There are a few victories.

A girl Hansen got off on the wrong foot with has since moved from Sanders to Dixie Hollins High School. She still calls him once a week to check in. A student with whom he says he had a love-hate relationship will transfer to St. Petersburg High School next year.

And a boy who will be a senior at Sanders next year has received permission to play football for St. Petersburg High. Hansen has promised to be in the stands cheering for him at his first game.

"Another police officer would say I was crazy," Hansen says. "But I'll tell you right now, things like that make it all worthwhile."

*   *   *

Hansen has pretty much given up hope for Tiffany on the day of her meltdown. After the way she carried on in the time-out room, he doubts anything good will happen to her for the rest of the afternoon.

At 1 p.m., he heads to the bus circle for dismissal. He stands at his usual post, the radio still talking on his shoulder. Scanning the faces of the kids who brush past him, he greets the ones who make eye contact and some who don't.

"Antonio! Have a good one!"

"See you later, Brian!"

A student runs past him with a sheet of paper in his hand.

"I got a hundred!" the boy yells.

"Awesome, man," Hansen responds.

Then he sees Tiffany. She's walking slowly, alone as usual. Someone has wiped her face, but her shirt is still stained with spaghetti.

He heads toward her, then changes his mind. He can tell she doesn't want to talk.

Head down, shoulders slumped, she climbs the steps of her bus. She finds a seat halfway back, collapses against the cushion and stares straight ahead.

Hansen watches from the sidewalk and wonders what she's thinking. He knows she wouldn't tell him even if he asked.
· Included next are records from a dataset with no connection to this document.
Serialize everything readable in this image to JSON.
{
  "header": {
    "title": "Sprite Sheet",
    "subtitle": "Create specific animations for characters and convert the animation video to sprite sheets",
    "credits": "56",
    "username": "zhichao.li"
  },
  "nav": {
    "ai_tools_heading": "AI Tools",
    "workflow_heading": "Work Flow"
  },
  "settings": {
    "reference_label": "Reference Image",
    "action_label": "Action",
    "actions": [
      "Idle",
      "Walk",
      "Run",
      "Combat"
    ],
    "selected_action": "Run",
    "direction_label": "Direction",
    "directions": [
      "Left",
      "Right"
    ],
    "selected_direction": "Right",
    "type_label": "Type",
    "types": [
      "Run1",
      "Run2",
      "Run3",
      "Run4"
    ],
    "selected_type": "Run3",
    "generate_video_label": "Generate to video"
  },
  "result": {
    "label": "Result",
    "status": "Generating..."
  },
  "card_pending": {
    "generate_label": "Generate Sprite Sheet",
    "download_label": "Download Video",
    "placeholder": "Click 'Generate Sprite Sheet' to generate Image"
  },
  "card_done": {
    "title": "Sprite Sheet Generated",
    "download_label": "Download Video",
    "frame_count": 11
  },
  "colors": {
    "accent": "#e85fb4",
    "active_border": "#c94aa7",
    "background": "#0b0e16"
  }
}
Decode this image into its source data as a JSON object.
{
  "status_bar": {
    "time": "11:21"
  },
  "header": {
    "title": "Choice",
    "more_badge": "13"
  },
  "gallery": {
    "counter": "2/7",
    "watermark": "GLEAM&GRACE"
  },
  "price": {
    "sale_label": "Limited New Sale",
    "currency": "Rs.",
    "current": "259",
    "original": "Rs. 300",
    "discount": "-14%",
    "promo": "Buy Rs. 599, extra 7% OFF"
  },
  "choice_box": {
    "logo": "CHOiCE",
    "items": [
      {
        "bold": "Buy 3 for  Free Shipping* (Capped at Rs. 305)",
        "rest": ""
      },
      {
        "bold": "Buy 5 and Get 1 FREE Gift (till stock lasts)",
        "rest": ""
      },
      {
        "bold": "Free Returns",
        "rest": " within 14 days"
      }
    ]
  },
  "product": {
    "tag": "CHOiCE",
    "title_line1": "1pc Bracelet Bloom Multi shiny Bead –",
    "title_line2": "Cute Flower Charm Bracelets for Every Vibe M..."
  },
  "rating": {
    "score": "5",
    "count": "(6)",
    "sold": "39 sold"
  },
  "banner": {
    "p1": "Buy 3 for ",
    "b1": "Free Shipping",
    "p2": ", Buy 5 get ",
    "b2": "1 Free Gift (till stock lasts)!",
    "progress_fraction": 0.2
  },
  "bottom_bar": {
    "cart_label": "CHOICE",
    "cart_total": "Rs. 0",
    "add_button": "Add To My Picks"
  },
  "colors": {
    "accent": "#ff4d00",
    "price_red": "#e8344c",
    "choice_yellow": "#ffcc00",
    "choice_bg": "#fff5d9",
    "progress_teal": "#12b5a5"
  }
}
He watches the bus pull away from the curb and silently wishes her well.

He heads back to his office and with one backward glance over his shoulder thinks:

Maybe tomorrow will be a better day for Tiffany. Maybe tomorrow will be a better day for them all.